• What is being asked: What this exercise requires is a verbatim reproduction of the data below.

(Task input)

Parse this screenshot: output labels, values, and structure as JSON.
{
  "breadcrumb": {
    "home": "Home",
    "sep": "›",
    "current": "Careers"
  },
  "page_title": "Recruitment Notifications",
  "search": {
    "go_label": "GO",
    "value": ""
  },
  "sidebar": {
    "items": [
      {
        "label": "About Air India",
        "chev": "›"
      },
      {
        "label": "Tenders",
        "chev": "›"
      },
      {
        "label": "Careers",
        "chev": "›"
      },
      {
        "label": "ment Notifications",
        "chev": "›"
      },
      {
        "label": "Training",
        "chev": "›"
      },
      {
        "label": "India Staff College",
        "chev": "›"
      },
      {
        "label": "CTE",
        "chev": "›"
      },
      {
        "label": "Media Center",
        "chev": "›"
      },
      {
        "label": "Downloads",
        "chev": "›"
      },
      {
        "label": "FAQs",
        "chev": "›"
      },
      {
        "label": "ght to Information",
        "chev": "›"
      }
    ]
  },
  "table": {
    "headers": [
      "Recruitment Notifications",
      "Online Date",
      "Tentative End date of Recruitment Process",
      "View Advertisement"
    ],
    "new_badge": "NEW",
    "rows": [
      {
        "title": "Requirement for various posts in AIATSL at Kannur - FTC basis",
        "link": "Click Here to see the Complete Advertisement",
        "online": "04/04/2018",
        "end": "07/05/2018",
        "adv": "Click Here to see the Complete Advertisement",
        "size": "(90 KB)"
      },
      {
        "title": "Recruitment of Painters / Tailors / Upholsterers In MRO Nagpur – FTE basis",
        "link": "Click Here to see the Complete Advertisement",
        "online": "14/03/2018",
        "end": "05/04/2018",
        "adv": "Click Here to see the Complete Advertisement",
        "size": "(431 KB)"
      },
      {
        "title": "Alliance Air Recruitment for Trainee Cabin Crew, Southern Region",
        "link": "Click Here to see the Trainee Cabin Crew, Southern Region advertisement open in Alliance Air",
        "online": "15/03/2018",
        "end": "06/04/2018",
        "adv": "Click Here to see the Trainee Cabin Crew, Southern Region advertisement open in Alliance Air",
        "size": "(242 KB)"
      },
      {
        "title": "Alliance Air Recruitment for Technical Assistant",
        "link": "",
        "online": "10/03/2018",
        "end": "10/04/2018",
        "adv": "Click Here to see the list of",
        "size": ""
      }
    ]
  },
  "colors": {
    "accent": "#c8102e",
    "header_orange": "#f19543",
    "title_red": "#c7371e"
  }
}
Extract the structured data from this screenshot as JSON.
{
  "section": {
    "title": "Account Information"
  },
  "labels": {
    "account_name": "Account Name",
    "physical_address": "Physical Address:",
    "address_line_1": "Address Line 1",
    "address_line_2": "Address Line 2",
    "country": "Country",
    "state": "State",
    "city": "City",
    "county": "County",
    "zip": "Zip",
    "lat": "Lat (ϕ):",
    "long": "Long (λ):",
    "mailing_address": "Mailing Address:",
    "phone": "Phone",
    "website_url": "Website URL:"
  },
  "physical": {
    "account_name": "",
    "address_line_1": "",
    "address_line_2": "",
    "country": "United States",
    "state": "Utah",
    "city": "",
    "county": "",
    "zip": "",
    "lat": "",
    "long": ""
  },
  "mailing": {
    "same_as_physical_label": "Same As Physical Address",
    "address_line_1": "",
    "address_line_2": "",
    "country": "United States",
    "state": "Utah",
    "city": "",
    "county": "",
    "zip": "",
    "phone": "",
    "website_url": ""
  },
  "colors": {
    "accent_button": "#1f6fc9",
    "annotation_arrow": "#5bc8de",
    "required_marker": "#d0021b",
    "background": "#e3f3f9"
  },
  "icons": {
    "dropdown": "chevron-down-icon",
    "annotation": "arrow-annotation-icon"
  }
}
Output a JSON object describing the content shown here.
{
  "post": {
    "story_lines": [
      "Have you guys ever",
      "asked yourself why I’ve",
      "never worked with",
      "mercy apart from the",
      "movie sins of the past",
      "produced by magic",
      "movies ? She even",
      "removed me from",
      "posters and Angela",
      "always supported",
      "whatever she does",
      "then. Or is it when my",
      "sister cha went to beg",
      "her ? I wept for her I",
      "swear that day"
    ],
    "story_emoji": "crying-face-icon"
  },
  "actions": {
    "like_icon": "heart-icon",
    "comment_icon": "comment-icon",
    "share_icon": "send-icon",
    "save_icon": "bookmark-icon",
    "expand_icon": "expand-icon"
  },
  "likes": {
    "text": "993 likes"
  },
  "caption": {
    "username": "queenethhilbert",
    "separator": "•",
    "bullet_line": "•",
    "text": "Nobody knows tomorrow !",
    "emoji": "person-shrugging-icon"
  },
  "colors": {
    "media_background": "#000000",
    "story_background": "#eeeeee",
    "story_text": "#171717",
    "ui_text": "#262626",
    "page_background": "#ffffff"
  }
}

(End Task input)

• Solution for this task:
Parse this screenshot: output labels, values, and structure as JSON.
{
  "breadcrumb": {
    "home": "Home",
    "sep": "›",
    "current": "Careers"
  },
  "page_title": "Recruitment Notifications",
  "search": {
    "go_label": "GO",
    "value": ""
  },
  "sidebar": {
    "items": [
      {
        "label": "About Air India",
        "chev": "›"
      },
      {
        "label": "Tenders",
        "chev": "›"
      },
      {
        "label": "Careers",
        "chev": "›"
      },
      {
        "label": "ment Notifications",
        "chev": "›"
      },
      {
        "label": "Training",
        "chev": "›"
      },
      {
        "label": "India Staff College",
        "chev": "›"
      },
      {
        "label": "CTE",
        "chev": "›"
      },
      {
        "label": "Media Center",
        "chev": "›"
      },
      {
        "label": "Downloads",
        "chev": "›"
      },
      {
        "label": "FAQs",
        "chev": "›"
      },
      {
        "label": "ght to Information",
        "chev": "›"
      }
    ]
  },
  "table": {
    "headers": [
      "Recruitment Notifications",
      "Online Date",
      "Tentative End date of Recruitment Process",
      "View Advertisement"
    ],
    "new_badge": "NEW",
    "rows": [
      {
        "title": "Requirement for various posts in AIATSL at Kannur - FTC basis",
        "link": "Click Here to see the Complete Advertisement",
        "online": "04/04/2018",
        "end": "07/05/2018",
        "adv": "Click Here to see the Complete Advertisement",
        "size": "(90 KB)"
      },
      {
        "title": "Recruitment of Painters / Tailors / Upholsterers In MRO Nagpur – FTE basis",
        "link": "Click Here to see the Complete Advertisement",
        "online": "14/03/2018",
        "end": "05/04/2018",
        "adv": "Click Here to see the Complete Advertisement",
        "size": "(431 KB)"
      },
      {
        "title": "Alliance Air Recruitment for Trainee Cabin Crew, Southern Region",
        "link": "Click Here to see the Trainee Cabin Crew, Southern Region advertisement open in Alliance Air",
        "online": "15/03/2018",
        "end": "06/04/2018",
        "adv": "Click Here to see the Trainee Cabin Crew, Southern Region advertisement open in Alliance Air",
        "size": "(242 KB)"
      },
      {
        "title": "Alliance Air Recruitment for Technical Assistant",
        "link": "",
        "online": "10/03/2018",
        "end": "10/04/2018",
        "adv": "Click Here to see the list of",
        "size": ""
      }
    ]
  },
  "colors": {
    "accent": "#c8102e",
    "header_orange": "#f19543",
    "title_red": "#c7371e"
  }
}
Extract the structured data from this screenshot as JSON.
{
  "section": {
    "title": "Account Information"
  },
  "labels": {
    "account_name": "Account Name",
    "physical_address": "Physical Address:",
    "address_line_1": "Address Line 1",
    "address_line_2": "Address Line 2",
    "country": "Country",
    "state": "State",
    "city": "City",
    "county": "County",
    "zip": "Zip",
    "lat": "Lat (ϕ):",
    "long": "Long (λ):",
    "mailing_address": "Mailing Address:",
    "phone": "Phone",
    "website_url": "Website URL:"
  },
  "physical": {
    "account_name": "",
    "address_line_1": "",
    "address_line_2": "",
    "country": "United States",
    "state": "Utah",
    "city": "",
    "county": "",
    "zip": "",
    "lat": "",
    "long": ""
  },
  "mailing": {
    "same_as_physical_label": "Same As Physical Address",
    "address_line_1": "",
    "address_line_2": "",
    "country": "United States",
    "state": "Utah",
    "city": "",
    "county": "",
    "zip": "",
    "phone": "",
    "website_url": ""
  },
  "colors": {
    "accent_button": "#1f6fc9",
    "annotation_arrow": "#5bc8de",
    "required_marker": "#d0021b",
    "background": "#e3f3f9"
  },
  "icons": {
    "dropdown": "chevron-down-icon",
    "annotation": "arrow-annotation-icon"
  }
}
Output a JSON object describing the content shown here.
{
  "post": {
    "story_lines": [
      "Have you guys ever",
      "asked yourself why I’ve",
      "never worked with",
      "mercy apart from the",
      "movie sins of the past",
      "produced by magic",
      "movies ? She even",
      "removed me from",
      "posters and Angela",
      "always supported",
      "whatever she does",
      "then. Or is it when my",
      "sister cha went to beg",
      "her ? I wept for her I",
      "swear that day"
    ],
    "story_emoji": "crying-face-icon"
  },
  "actions": {
    "like_icon": "heart-icon",
    "comment_icon": "comment-icon",
    "share_icon": "send-icon",
    "save_icon": "bookmark-icon",
    "expand_icon": "expand-icon"
  },
  "likes": {
    "text": "993 likes"
  },
  "caption": {
    "username": "queenethhilbert",
    "separator": "•",
    "bullet_line": "•",
    "text": "Nobody knows tomorrow !",
    "emoji": "person-shrugging-icon"
  },
  "colors": {
    "media_background": "#000000",
    "story_background": "#eeeeee",
    "story_text": "#171717",
    "ui_text": "#262626",
    "page_background": "#ffffff"
  }
}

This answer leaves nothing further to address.